Many years ago now, a member of this congregation and a friend of our family was abducted a few blocks from our home after an evening of babysitting. Her captor assaulted her and put her through a horrible ordeal before releasing her the following morning. He was a Fort Lewis soldier and was caught quite quickly by the military police. I was at his trial on the post. The military tribunals conduct their trials more swiftly than the civilian courts. He was tried and sentenced on the same day. I listened to the case being made against him and watched him sitting there. Angry as I was at the harm he had done to our friend I couldn’t help but have some sympathy for him, sitting there, his life in ruins, nothing stretching before him but years and years of hard time. I wondered where he came from and what kind of family life he had had. I suspect that in most of the ways we judge a person we know only casually, we might have said that he wasn’t a bad guy.
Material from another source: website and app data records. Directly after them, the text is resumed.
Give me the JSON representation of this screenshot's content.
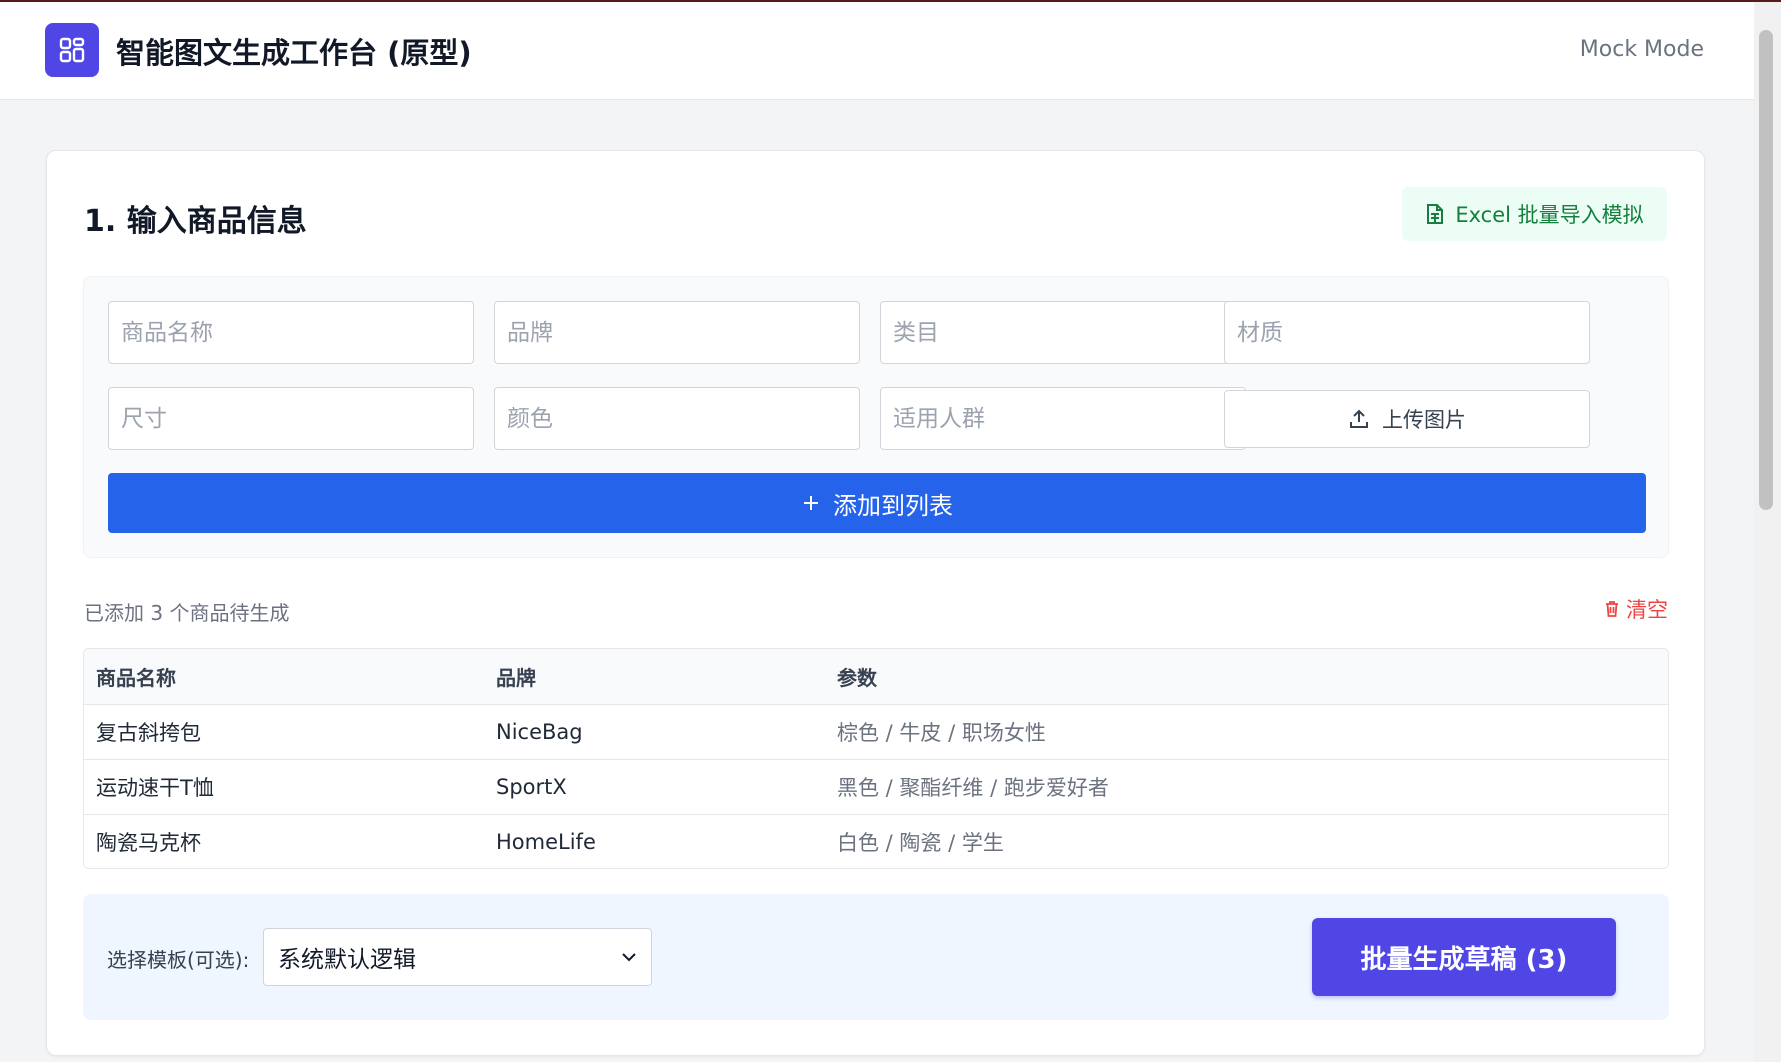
{
  "header": {
    "title": "智能图文生成工作台 (原型)",
    "mode": "Mock Mode",
    "logo_icon": "grid-icon"
  },
  "input_section": {
    "title": "1. 输入商品信息",
    "excel_button": "Excel 批量导入模拟",
    "fields": {
      "name": "商品名称",
      "brand": "品牌",
      "category": "类目",
      "material": "材质",
      "size": "尺寸",
      "color": "颜色",
      "audience": "适用人群"
    },
    "upload_button": "上传图片",
    "add_button": "添加到列表"
  },
  "list": {
    "count_text": "已添加 3 个商品待生成",
    "clear_button": "清空",
    "columns": [
      "商品名称",
      "品牌",
      "参数"
    ],
    "rows": [
      {
        "name": "复古斜挎包",
        "brand": "NiceBag",
        "params": "棕色 / 牛皮 / 职场女性"
      },
      {
        "name": "运动速干T恤",
        "brand": "SportX",
        "params": "黑色 / 聚酯纤维 / 跑步爱好者"
      },
      {
        "name": "陶瓷马克杯",
        "brand": "HomeLife",
        "params": "白色 / 陶瓷 / 学生"
      }
    ]
  },
  "generate": {
    "template_label": "选择模板(可选):",
    "template_selected": "系统默认逻辑",
    "button": "批量生成草稿 (3)"
  },
  "colors": {
    "primary": "#2563eb",
    "accent": "#4f46e5",
    "success": "#15803d",
    "danger": "#ef4444"
  }
}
But he had committed a serious crime and the judge did what he should have done and punished him severely for it.

And that is what Amos is telling us as he told Israel to no avail. You cannot rebel against God with impunity. You can seem to; you can prosper for a time in your indifference to God and his law. God is patient and his patience often gives people the mistaken impression that God will never insist that our lives – the life of every human being – be judged according to his law and his will. But the fact is, the reality is, he does insist, he will insist, and when he does he will be implacable in his determination that justice be done. And when the Assyrian arrives at your door it will be altogether too late to wish that you had paid attention when God was speaking to you!